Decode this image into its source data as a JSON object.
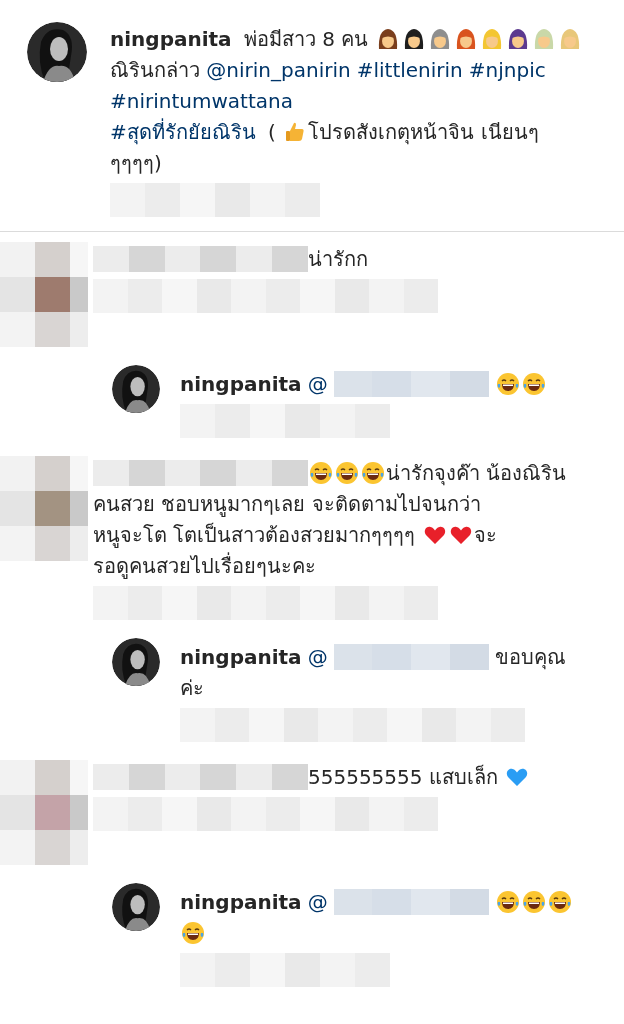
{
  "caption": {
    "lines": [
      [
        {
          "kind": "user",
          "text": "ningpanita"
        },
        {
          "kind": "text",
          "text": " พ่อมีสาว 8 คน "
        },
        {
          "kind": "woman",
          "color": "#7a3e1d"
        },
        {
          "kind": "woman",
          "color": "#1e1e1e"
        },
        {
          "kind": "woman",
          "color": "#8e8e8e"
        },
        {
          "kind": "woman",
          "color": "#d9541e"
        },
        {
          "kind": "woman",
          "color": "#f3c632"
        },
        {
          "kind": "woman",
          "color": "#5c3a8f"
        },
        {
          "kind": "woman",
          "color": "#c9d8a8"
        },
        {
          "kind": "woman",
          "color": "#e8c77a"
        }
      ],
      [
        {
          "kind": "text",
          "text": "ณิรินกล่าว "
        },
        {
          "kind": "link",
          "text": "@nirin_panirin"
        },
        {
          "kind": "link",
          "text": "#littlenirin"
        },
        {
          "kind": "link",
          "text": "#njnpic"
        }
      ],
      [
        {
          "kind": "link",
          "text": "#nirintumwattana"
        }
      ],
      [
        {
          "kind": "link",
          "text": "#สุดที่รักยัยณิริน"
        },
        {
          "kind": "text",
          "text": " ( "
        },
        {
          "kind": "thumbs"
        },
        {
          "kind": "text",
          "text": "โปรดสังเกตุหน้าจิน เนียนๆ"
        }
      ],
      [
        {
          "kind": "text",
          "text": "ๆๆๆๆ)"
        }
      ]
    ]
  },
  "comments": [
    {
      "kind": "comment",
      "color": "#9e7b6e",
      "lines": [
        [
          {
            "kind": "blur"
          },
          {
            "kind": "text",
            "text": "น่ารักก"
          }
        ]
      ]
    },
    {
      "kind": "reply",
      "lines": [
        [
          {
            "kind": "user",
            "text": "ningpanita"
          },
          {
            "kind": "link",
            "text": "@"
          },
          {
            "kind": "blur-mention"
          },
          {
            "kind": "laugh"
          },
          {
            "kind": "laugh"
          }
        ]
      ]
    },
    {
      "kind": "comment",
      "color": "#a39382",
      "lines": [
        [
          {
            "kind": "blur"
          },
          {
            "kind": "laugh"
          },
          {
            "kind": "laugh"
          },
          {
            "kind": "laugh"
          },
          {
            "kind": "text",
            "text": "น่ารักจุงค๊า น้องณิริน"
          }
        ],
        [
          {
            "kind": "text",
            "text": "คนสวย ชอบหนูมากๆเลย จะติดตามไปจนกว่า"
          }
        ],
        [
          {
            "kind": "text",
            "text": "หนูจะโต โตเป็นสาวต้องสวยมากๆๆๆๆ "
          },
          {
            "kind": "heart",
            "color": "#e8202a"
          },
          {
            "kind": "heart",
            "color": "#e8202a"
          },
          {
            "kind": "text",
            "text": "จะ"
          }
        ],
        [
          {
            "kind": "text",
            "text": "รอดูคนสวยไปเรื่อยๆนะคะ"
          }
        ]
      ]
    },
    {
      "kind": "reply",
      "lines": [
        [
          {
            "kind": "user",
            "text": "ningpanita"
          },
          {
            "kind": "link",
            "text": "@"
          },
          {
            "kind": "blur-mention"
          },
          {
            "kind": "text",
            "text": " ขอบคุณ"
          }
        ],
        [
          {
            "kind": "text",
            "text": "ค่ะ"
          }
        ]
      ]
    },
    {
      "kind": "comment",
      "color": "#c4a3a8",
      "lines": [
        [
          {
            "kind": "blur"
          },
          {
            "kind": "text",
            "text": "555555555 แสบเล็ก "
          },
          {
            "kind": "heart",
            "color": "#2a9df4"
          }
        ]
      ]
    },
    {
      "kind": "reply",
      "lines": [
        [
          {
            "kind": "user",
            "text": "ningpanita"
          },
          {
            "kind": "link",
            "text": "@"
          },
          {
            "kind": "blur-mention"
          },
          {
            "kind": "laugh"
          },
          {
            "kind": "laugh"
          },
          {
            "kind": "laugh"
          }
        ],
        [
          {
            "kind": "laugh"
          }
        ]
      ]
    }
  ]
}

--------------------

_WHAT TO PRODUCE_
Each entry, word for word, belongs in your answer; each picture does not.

_SOLUTION FOR THIS TASK_
Decode this image into its source data as a JSON object.
{
  "caption": {
    "lines": [
      [
        {
          "kind": "user",
          "text": "ningpanita"
        },
        {
          "kind": "text",
          "text": " พ่อมีสาว 8 คน "
        },
        {
          "kind": "woman",
          "color": "#7a3e1d"
        },
        {
          "kind": "woman",
          "color": "#1e1e1e"
        },
        {
          "kind": "woman",
          "color": "#8e8e8e"
        },
        {
          "kind": "woman",
          "color": "#d9541e"
        },
        {
          "kind": "woman",
          "color": "#f3c632"
        },
        {
          "kind": "woman",
          "color": "#5c3a8f"
        },
        {
          "kind": "woman",
          "color": "#c9d8a8"
        },
        {
          "kind": "woman",
          "color": "#e8c77a"
        }
      ],
      [
        {
          "kind": "text",
          "text": "ณิรินกล่าว "
        },
        {
          "kind": "link",
          "text": "@nirin_panirin"
        },
        {
          "kind": "link",
          "text": "#littlenirin"
        },
        {
          "kind": "link",
          "text": "#njnpic"
        }
      ],
      [
        {
          "kind": "link",
          "text": "#nirintumwattana"
        }
      ],
      [
        {
          "kind": "link",
          "text": "#สุดที่รักยัยณิริน"
        },
        {
          "kind": "text",
          "text": " ( "
        },
        {
          "kind": "thumbs"
        },
        {
          "kind": "text",
          "text": "โปรดสังเกตุหน้าจิน เนียนๆ"
        }
      ],
      [
        {
          "kind": "text",
          "text": "ๆๆๆๆ)"
        }
      ]
    ]
  },
  "comments": [
    {
      "kind": "comment",
      "color": "#9e7b6e",
      "lines": [
        [
          {
            "kind": "blur"
          },
          {
            "kind": "text",
            "text": "น่ารักก"
          }
        ]
      ]
    },
    {
      "kind": "reply",
      "lines": [
        [
          {
            "kind": "user",
            "text": "ningpanita"
          },
          {
            "kind": "link",
            "text": "@"
          },
          {
            "kind": "blur-mention"
          },
          {
            "kind": "laugh"
          },
          {
            "kind": "laugh"
          }
        ]
      ]
    },
    {
      "kind": "comment",
      "color": "#a39382",
      "lines": [
        [
          {
            "kind": "blur"
          },
          {
            "kind": "laugh"
          },
          {
            "kind": "laugh"
          },
          {
            "kind": "laugh"
          },
          {
            "kind": "text",
            "text": "น่ารักจุงค๊า น้องณิริน"
          }
        ],
        [
          {
            "kind": "text",
            "text": "คนสวย ชอบหนูมากๆเลย จะติดตามไปจนกว่า"
          }
        ],
        [
          {
            "kind": "text",
            "text": "หนูจะโต โตเป็นสาวต้องสวยมากๆๆๆๆ "
          },
          {
            "kind": "heart",
            "color": "#e8202a"
          },
          {
            "kind": "heart",
            "color": "#e8202a"
          },
          {
            "kind": "text",
            "text": "จะ"
          }
        ],
        [
          {
            "kind": "text",
            "text": "รอดูคนสวยไปเรื่อยๆนะคะ"
          }
        ]
      ]
    },
    {
      "kind": "reply",
      "lines": [
        [
          {
            "kind": "user",
            "text": "ningpanita"
          },
          {
            "kind": "link",
            "text": "@"
          },
          {
            "kind": "blur-mention"
          },
          {
            "kind": "text",
            "text": " ขอบคุณ"
          }
        ],
        [
          {
            "kind": "text",
            "text": "ค่ะ"
          }
        ]
      ]
    },
    {
      "kind": "comment",
      "color": "#c4a3a8",
      "lines": [
        [
          {
            "kind": "blur"
          },
          {
            "kind": "text",
            "text": "555555555 แสบเล็ก "
          },
          {
            "kind": "heart",
            "color": "#2a9df4"
          }
        ]
      ]
    },
    {
      "kind": "reply",
      "lines": [
        [
          {
            "kind": "user",
            "text": "ningpanita"
          },
          {
            "kind": "link",
            "text": "@"
          },
          {
            "kind": "blur-mention"
          },
          {
            "kind": "laugh"
          },
          {
            "kind": "laugh"
          },
          {
            "kind": "laugh"
          }
        ],
        [
          {
            "kind": "laugh"
          }
        ]
      ]
    }
  ]
}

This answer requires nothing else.